Cold water corals, found off the Irish coast are also in danger from these pH alterations. Lower levels of carbonate ions create immediate dangers for many marine organisms, such as zooplankton, molluscs, and corals, and indirect threats to fish, seabirds, marine mammals, and humans. The immediate danger stems from the need for carbonate ions in the formation of shells like those of mussels and marine snails (Header Image – WWW3). Without appropriate levels these organisms become easily damaged and mortality rates increase. Not only does this reduce the biodiversity of the coastal environment, but shell and finfish aquaculture industries can be hit with serious economic losses. The fisheries industry can also suffer, as a major food source for many of their stocks could suddenly decrease, resulting in lower populations and lower quality individuals for commercial sale.
To learn more about the effects of rising oceanic temperatures see this month’s blog post on ‘Temperature and Sea Level Change‘
*Coral Bleaching – may also occur due to increases in oceanic temperature levels. Coral organisms maintain a symbiotic relationship with microscopic algae known as zooxanthellae which also contribute to their vibrant colours. Rising temperatures can lead this algae to photosynthesize too quickly forcing the coral to expel them in order to protect its own tissue. If temperatures remain high for prolonged periods of time (NAOO, 2016), corals are unable to recover. In 2014 alone, a team of researches conducting expeditions in Australia’s Great Barrier Reef identified a 40% reduction in coral calcification rates when compared with those recorded in the 1970.

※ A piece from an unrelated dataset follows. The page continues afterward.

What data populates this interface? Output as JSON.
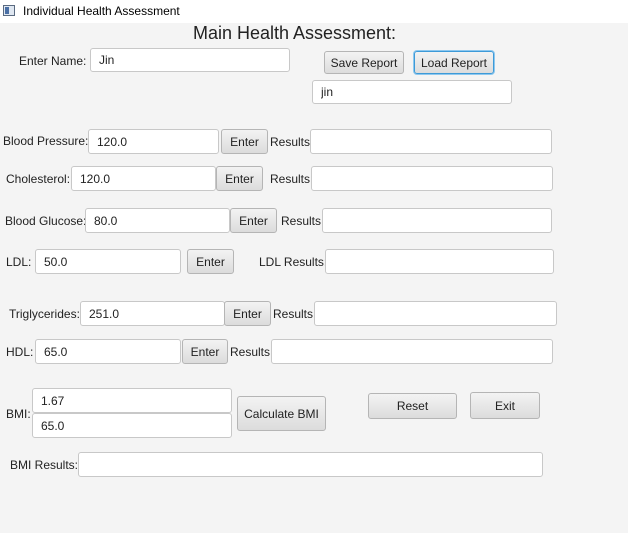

Feely, R. A., Doney, S. C., & Cooley, S. R. (2013). Ocean acidification: UK Ocean Acidification Programme. Oceanography, 22(4), 36–47.
McNeil, B. I., & Matear, R. J. (2006). Projected climate change impact on oceanic acidification. Carbon Balance and Management, 1(1), 2.
Raven, J., Caldeira, K., Elderfield, H., Hoegh-Guldberg, O., Liss, P., Riebesell, U., Watson, A. (2005). Ocean acidification due to increasing atmospheric carbon dioxide. Policy Document, 5(12), 60.
Sabine, C. L., Feely, R. A., Gruber, N., Key, R. M., Lee, K., Bullister, J. L., Rios, A. F. (2004). The Oceanic Sink for Anthropogenic CO2. Science, 305(5682), 367–371.
Wild, C., Hoegh-Guldberg, O., Naumann, M. S., Colombo-Pallotta, M. F., Ateweberhan, M., Fitt, W. K., & van Woesik, R. (2011). Climate change impedes reef ecosystem engineers. Marine and Freshwater Research, 62, 205–215.
WWW1 – Ocean Acidification Chart
WWW2 – Coral Bleaching
WWW3 – Ocean Acidification Effects